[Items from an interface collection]
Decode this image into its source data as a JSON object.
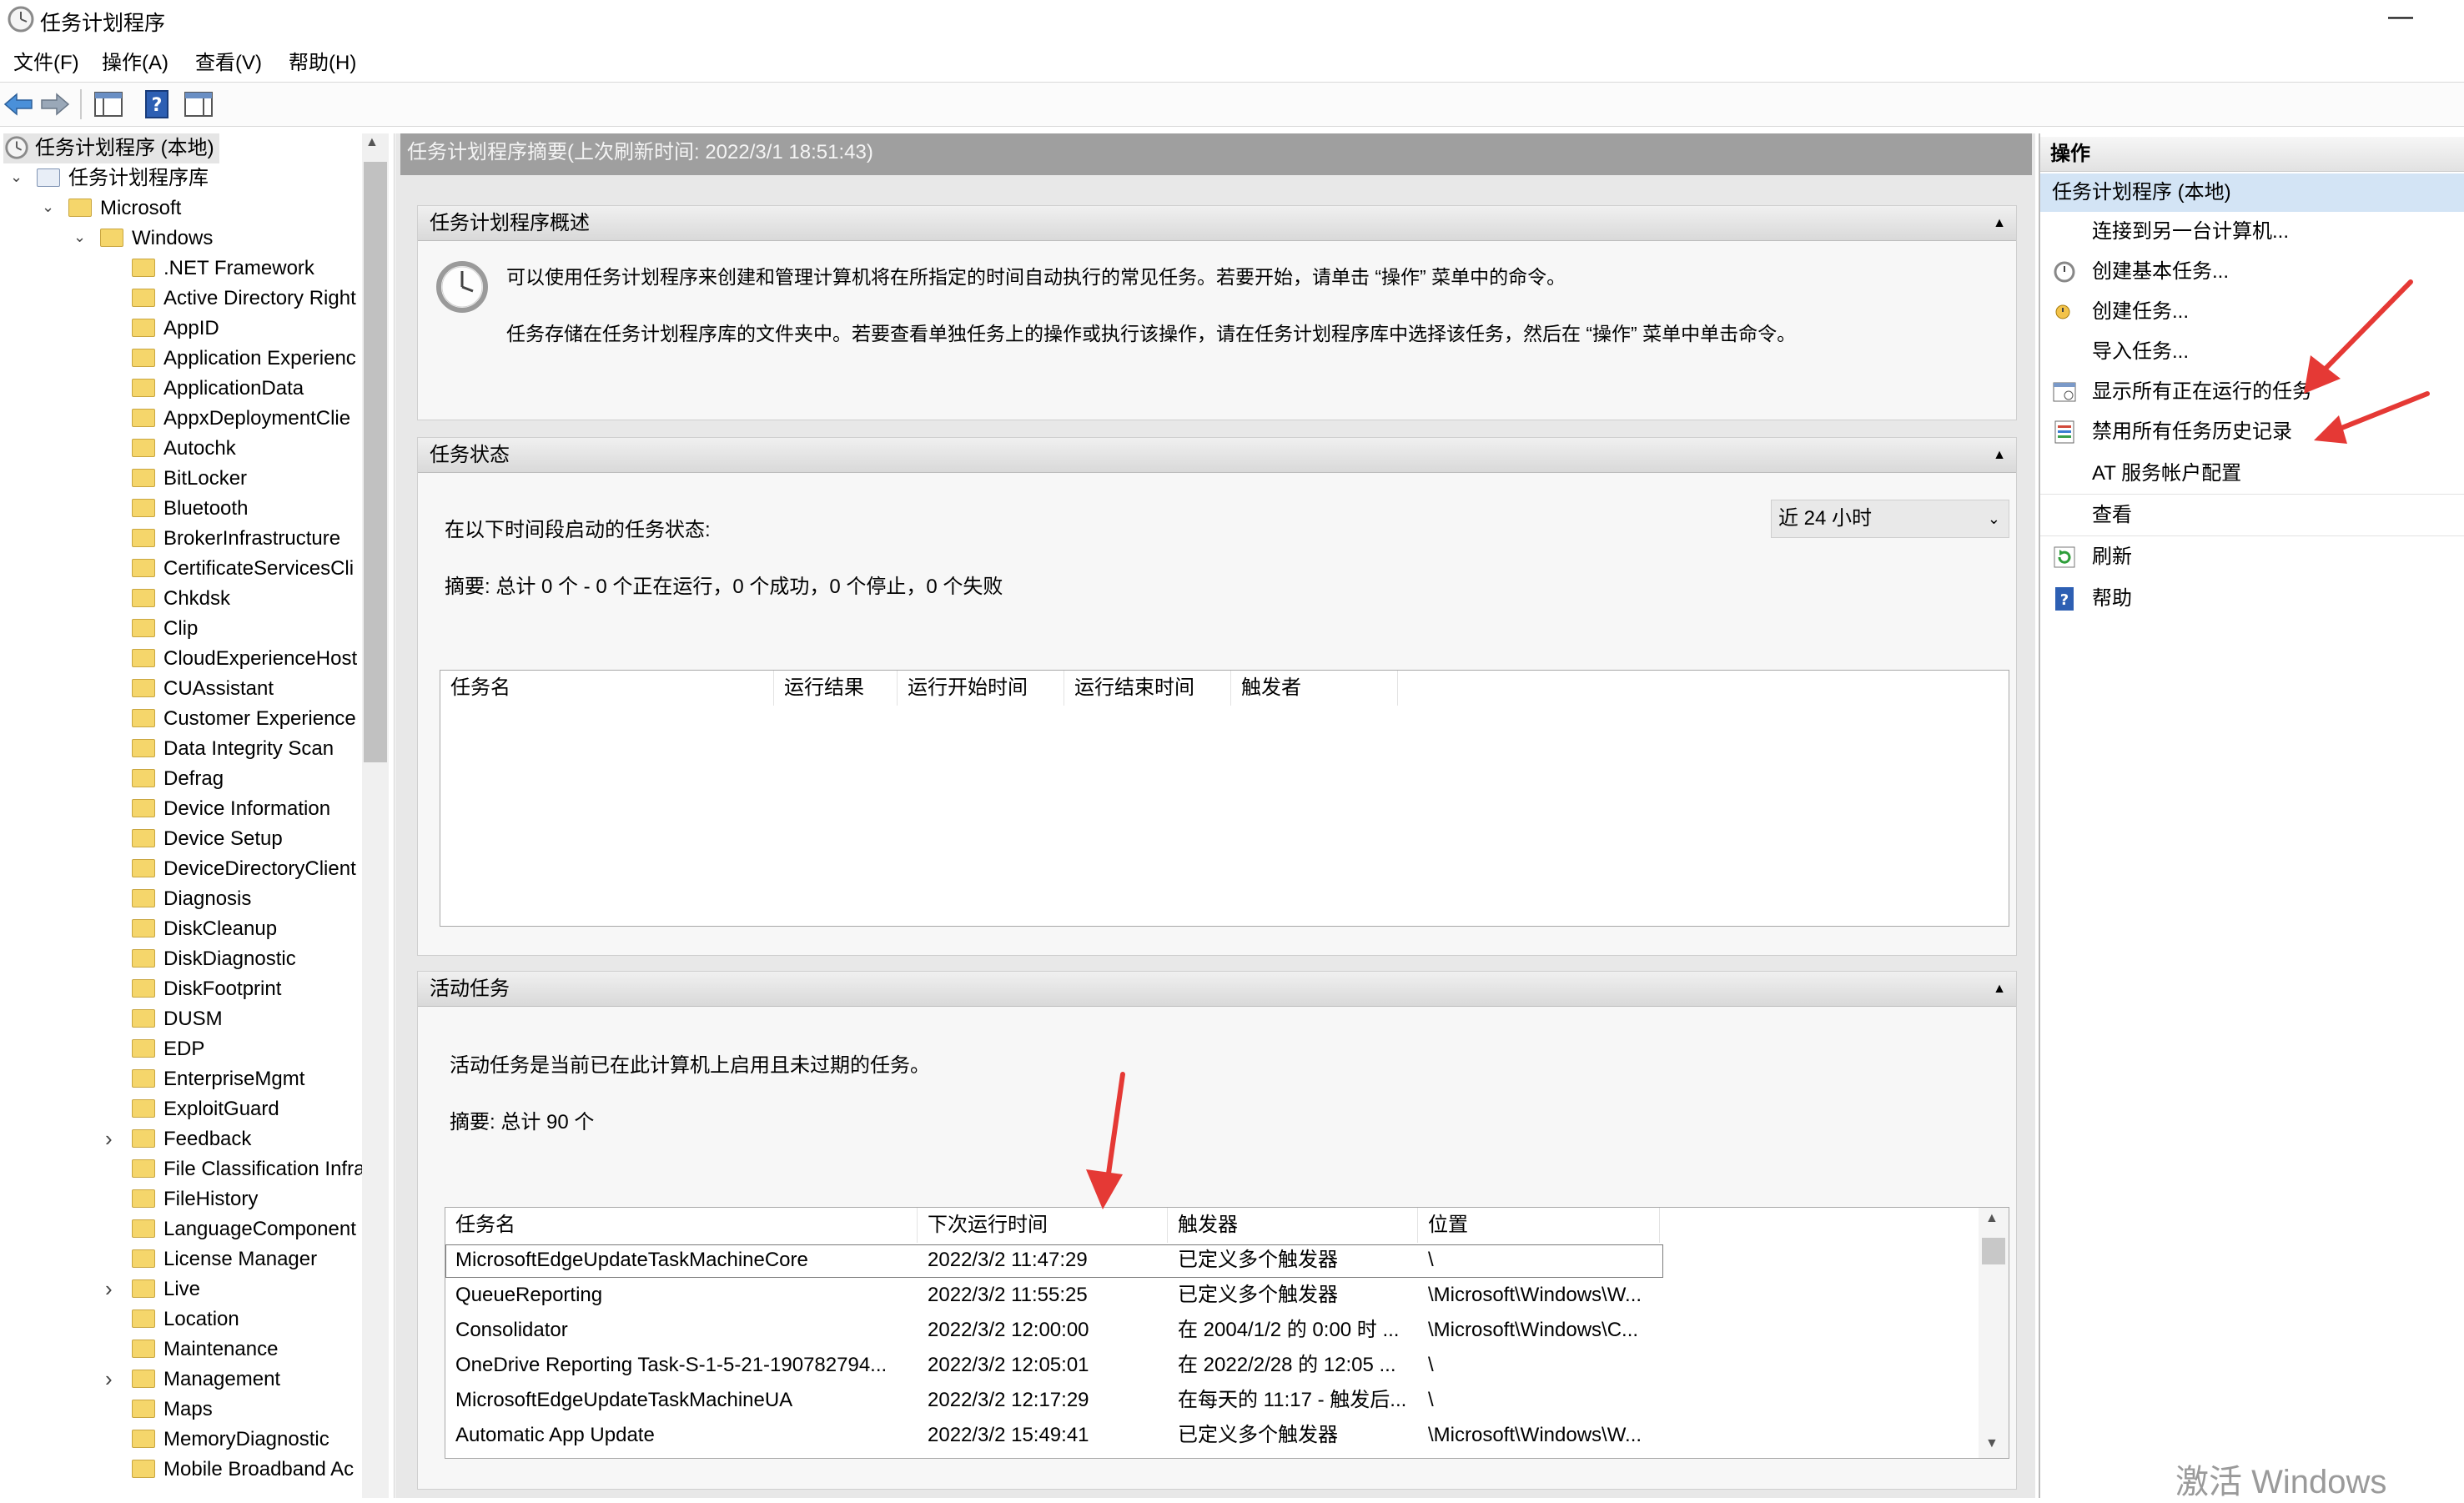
{
  "window": {
    "title": "任务计划程序"
  },
  "menu": [
    "文件(F)",
    "操作(A)",
    "查看(V)",
    "帮助(H)"
  ],
  "tree": {
    "root": "任务计划程序 (本地)",
    "library": "任务计划程序库",
    "microsoft": "Microsoft",
    "windows": "Windows",
    "folders": [
      ".NET Framework",
      "Active Directory Right",
      "AppID",
      "Application Experienc",
      "ApplicationData",
      "AppxDeploymentClie",
      "Autochk",
      "BitLocker",
      "Bluetooth",
      "BrokerInfrastructure",
      "CertificateServicesCli",
      "Chkdsk",
      "Clip",
      "CloudExperienceHost",
      "CUAssistant",
      "Customer Experience",
      "Data Integrity Scan",
      "Defrag",
      "Device Information",
      "Device Setup",
      "DeviceDirectoryClient",
      "Diagnosis",
      "DiskCleanup",
      "DiskDiagnostic",
      "DiskFootprint",
      "DUSM",
      "EDP",
      "EnterpriseMgmt",
      "ExploitGuard",
      "Feedback",
      "File Classification Infra",
      "FileHistory",
      "LanguageComponent",
      "License Manager",
      "Live",
      "Location",
      "Maintenance",
      "Management",
      "Maps",
      "MemoryDiagnostic",
      "Mobile Broadband Ac"
    ]
  },
  "center": {
    "header": "任务计划程序摘要(上次刷新时间: 2022/3/1 18:51:43)",
    "overview": {
      "title": "任务计划程序概述",
      "line1": "可以使用任务计划程序来创建和管理计算机将在所指定的时间自动执行的常见任务。若要开始，请单击 “操作” 菜单中的命令。",
      "line2": "任务存储在任务计划程序库的文件夹中。若要查看单独任务上的操作或执行该操作，请在任务计划程序库中选择该任务，然后在 “操作” 菜单中单击命令。"
    },
    "status": {
      "title": "任务状态",
      "label": "在以下时间段启动的任务状态:",
      "period": "近 24 小时",
      "summary": "摘要: 总计 0 个 - 0 个正在运行，0 个成功，0 个停止，0 个失败",
      "columns": [
        "任务名",
        "运行结果",
        "运行开始时间",
        "运行结束时间",
        "触发者"
      ]
    },
    "active": {
      "title": "活动任务",
      "desc": "活动任务是当前已在此计算机上启用且未过期的任务。",
      "summary": "摘要: 总计 90 个",
      "columns": [
        "任务名",
        "下次运行时间",
        "触发器",
        "位置"
      ],
      "rows": [
        [
          "MicrosoftEdgeUpdateTaskMachineCore",
          "2022/3/2 11:47:29",
          "已定义多个触发器",
          "\\"
        ],
        [
          "QueueReporting",
          "2022/3/2 11:55:25",
          "已定义多个触发器",
          "\\Microsoft\\Windows\\W..."
        ],
        [
          "Consolidator",
          "2022/3/2 12:00:00",
          "在 2004/1/2 的 0:00 时 ...",
          "\\Microsoft\\Windows\\C..."
        ],
        [
          "OneDrive Reporting Task-S-1-5-21-190782794...",
          "2022/3/2 12:05:01",
          "在 2022/2/28 的 12:05 ...",
          "\\"
        ],
        [
          "MicrosoftEdgeUpdateTaskMachineUA",
          "2022/3/2 12:17:29",
          "在每天的 11:17 - 触发后...",
          "\\"
        ],
        [
          "Automatic App Update",
          "2022/3/2 15:49:41",
          "已定义多个触发器",
          "\\Microsoft\\Windows\\W..."
        ]
      ]
    }
  },
  "actions": {
    "title": "操作",
    "group": "任务计划程序 (本地)",
    "items": [
      "连接到另一台计算机...",
      "创建基本任务...",
      "创建任务...",
      "导入任务...",
      "显示所有正在运行的任务",
      "禁用所有任务历史记录",
      "AT 服务帐户配置",
      "查看",
      "刷新",
      "帮助"
    ]
  },
  "watermark": "激活 Windows",
  "colors": {
    "arrow": "#e53935",
    "header_gray": "#9f9f9f",
    "selection": "#cce4f7"
  }
}
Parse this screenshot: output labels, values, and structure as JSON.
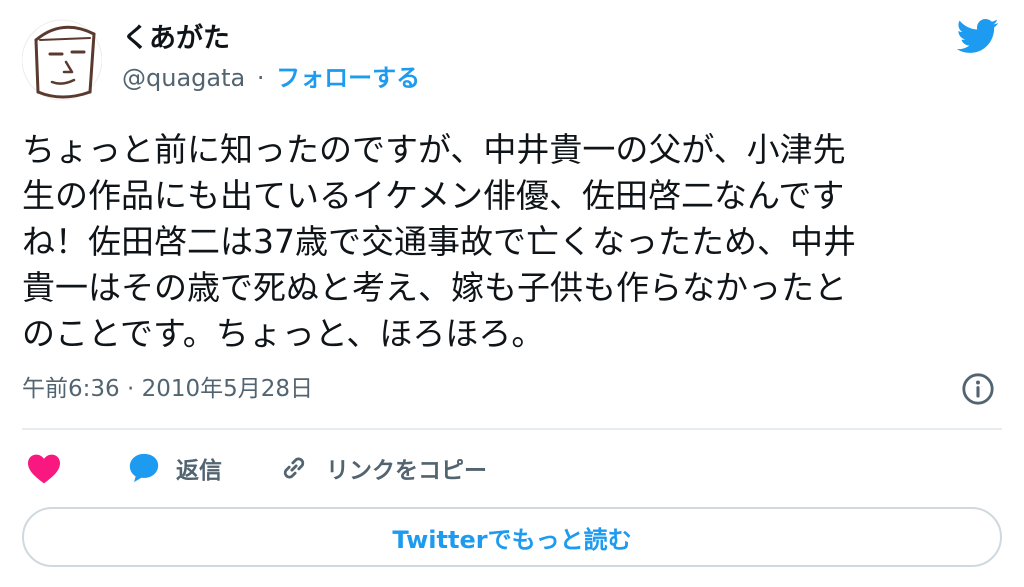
{
  "author": {
    "name": "くあがた",
    "handle": "@quagata",
    "separator": "·",
    "follow_label": "フォローする"
  },
  "icons": {
    "avatar": "hand-drawn-face-avatar",
    "logo": "twitter-bird-icon",
    "info": "info-circle-icon",
    "like": "heart-icon",
    "reply": "speech-bubble-icon",
    "copy": "link-icon"
  },
  "tweet": {
    "lines": [
      "ちょっと前に知ったのですが、中井貴一の父が、小津先",
      "生の作品にも出ているイケメン俳優、佐田啓二なんです",
      "ね！佐田啓二は37歳で交通事故で亡くなったため、中井",
      "貴一はその歳で死ぬと考え、嫁も子供も作らなかったと",
      "のことです。ちょっと、ほろほろ。"
    ],
    "timestamp": "午前6:36 · 2010年5月28日"
  },
  "actions": {
    "reply_label": "返信",
    "copy_link_label": "リンクをコピー"
  },
  "read_more_label": "Twitterでもっと読む",
  "colors": {
    "accent": "#1d9bf0",
    "like": "#f91880",
    "text": "#0f1419",
    "muted": "#536471",
    "border": "#cfd9de"
  }
}
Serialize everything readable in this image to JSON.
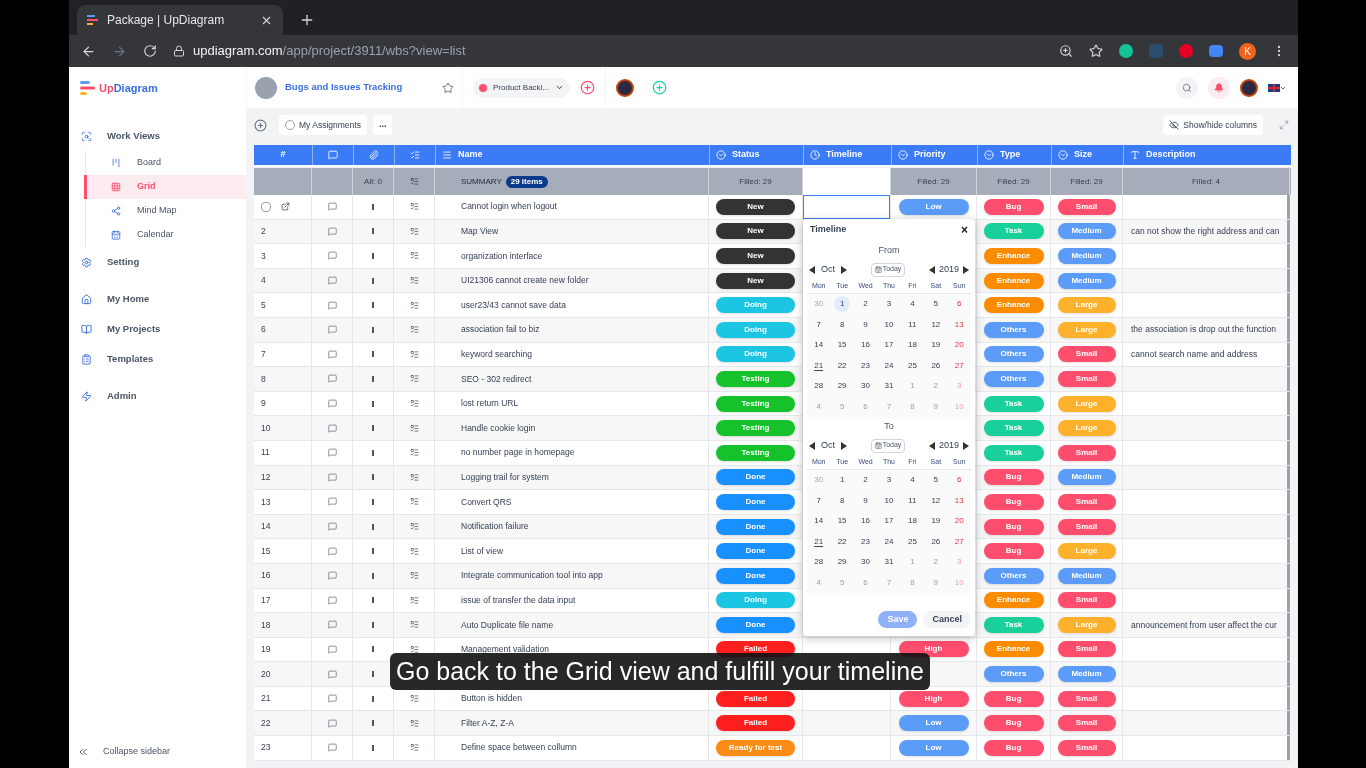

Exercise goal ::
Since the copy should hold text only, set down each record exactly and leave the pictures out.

Reply to the task ::
Decode this image into its source data as a JSON object.
{
  "window": {
    "title": "任务计划程序"
  },
  "menu": [
    "文件(F)",
    "操作(A)",
    "查看(V)",
    "帮助(H)"
  ],
  "tree": {
    "root": "任务计划程序 (本地)",
    "library": "任务计划程序库",
    "microsoft": "Microsoft",
    "windows": "Windows",
    "folders": [
      ".NET Framework",
      "Active Directory Right",
      "AppID",
      "Application Experienc",
      "ApplicationData",
      "AppxDeploymentClie",
      "Autochk",
      "BitLocker",
      "Bluetooth",
      "BrokerInfrastructure",
      "CertificateServicesCli",
      "Chkdsk",
      "Clip",
      "CloudExperienceHost",
      "CUAssistant",
      "Customer Experience",
      "Data Integrity Scan",
      "Defrag",
      "Device Information",
      "Device Setup",
      "DeviceDirectoryClient",
      "Diagnosis",
      "DiskCleanup",
      "DiskDiagnostic",
      "DiskFootprint",
      "DUSM",
      "EDP",
      "EnterpriseMgmt",
      "ExploitGuard",
      "Feedback",
      "File Classification Infra",
      "FileHistory",
      "LanguageComponent",
      "License Manager",
      "Live",
      "Location",
      "Maintenance",
      "Management",
      "Maps",
      "MemoryDiagnostic",
      "Mobile Broadband Ac"
    ]
  },
  "center": {
    "header": "任务计划程序摘要(上次刷新时间: 2022/3/1 18:51:43)",
    "overview": {
      "title": "任务计划程序概述",
      "line1": "可以使用任务计划程序来创建和管理计算机将在所指定的时间自动执行的常见任务。若要开始，请单击 “操作” 菜单中的命令。",
      "line2": "任务存储在任务计划程序库的文件夹中。若要查看单独任务上的操作或执行该操作，请在任务计划程序库中选择该任务，然后在 “操作” 菜单中单击命令。"
    },
    "status": {
      "title": "任务状态",
      "label": "在以下时间段启动的任务状态:",
      "period": "近 24 小时",
      "summary": "摘要: 总计 0 个 - 0 个正在运行，0 个成功，0 个停止，0 个失败",
      "columns": [
        "任务名",
        "运行结果",
        "运行开始时间",
        "运行结束时间",
        "触发者"
      ]
    },
    "active": {
      "title": "活动任务",
      "desc": "活动任务是当前已在此计算机上启用且未过期的任务。",
      "summary": "摘要: 总计 90 个",
      "columns": [
        "任务名",
        "下次运行时间",
        "触发器",
        "位置"
      ],
      "rows": [
        [
          "MicrosoftEdgeUpdateTaskMachineCore",
          "2022/3/2 11:47:29",
          "已定义多个触发器",
          "\\"
        ],
        [
          "QueueReporting",
          "2022/3/2 11:55:25",
          "已定义多个触发器",
          "\\Microsoft\\Windows\\W..."
        ],
        [
          "Consolidator",
          "2022/3/2 12:00:00",
          "在 2004/1/2 的 0:00 时 ...",
          "\\Microsoft\\Windows\\C..."
        ],
        [
          "OneDrive Reporting Task-S-1-5-21-190782794...",
          "2022/3/2 12:05:01",
          "在 2022/2/28 的 12:05 ...",
          "\\"
        ],
        [
          "MicrosoftEdgeUpdateTaskMachineUA",
          "2022/3/2 12:17:29",
          "在每天的 11:17 - 触发后...",
          "\\"
        ],
        [
          "Automatic App Update",
          "2022/3/2 15:49:41",
          "已定义多个触发器",
          "\\Microsoft\\Windows\\W..."
        ]
      ]
    }
  },
  "actions": {
    "title": "操作",
    "group": "任务计划程序 (本地)",
    "items": [
      "连接到另一台计算机...",
      "创建基本任务...",
      "创建任务...",
      "导入任务...",
      "显示所有正在运行的任务",
      "禁用所有任务历史记录",
      "AT 服务帐户配置",
      "查看",
      "刷新",
      "帮助"
    ]
  },
  "watermark": "激活 Windows",
  "colors": {
    "arrow": "#e53935",
    "header_gray": "#9f9f9f",
    "selection": "#cce4f7"
  }
}
Parse this screenshot: output labels, values, and structure as JSON.
{
  "author": {
    "name": "くあがた",
    "handle": "@quagata",
    "separator": "·",
    "follow_label": "フォローする"
  },
  "icons": {
    "avatar": "hand-drawn-face-avatar",
    "logo": "twitter-bird-icon",
    "info": "info-circle-icon",
    "like": "heart-icon",
    "reply": "speech-bubble-icon",
    "copy": "link-icon"
  },
  "tweet": {
    "lines": [
      "ちょっと前に知ったのですが、中井貴一の父が、小津先",
      "生の作品にも出ているイケメン俳優、佐田啓二なんです",
      "ね！佐田啓二は37歳で交通事故で亡くなったため、中井",
      "貴一はその歳で死ぬと考え、嫁も子供も作らなかったと",
      "のことです。ちょっと、ほろほろ。"
    ],
    "timestamp": "午前6:36 · 2010年5月28日"
  },
  "actions": {
    "reply_label": "返信",
    "copy_link_label": "リンクをコピー"
  },
  "read_more_label": "Twitterでもっと読む",
  "colors": {
    "accent": "#1d9bf0",
    "like": "#f91880",
    "text": "#0f1419",
    "muted": "#536471",
    "border": "#cfd9de"
  }
}
Serialize everything readable in this image to JSON.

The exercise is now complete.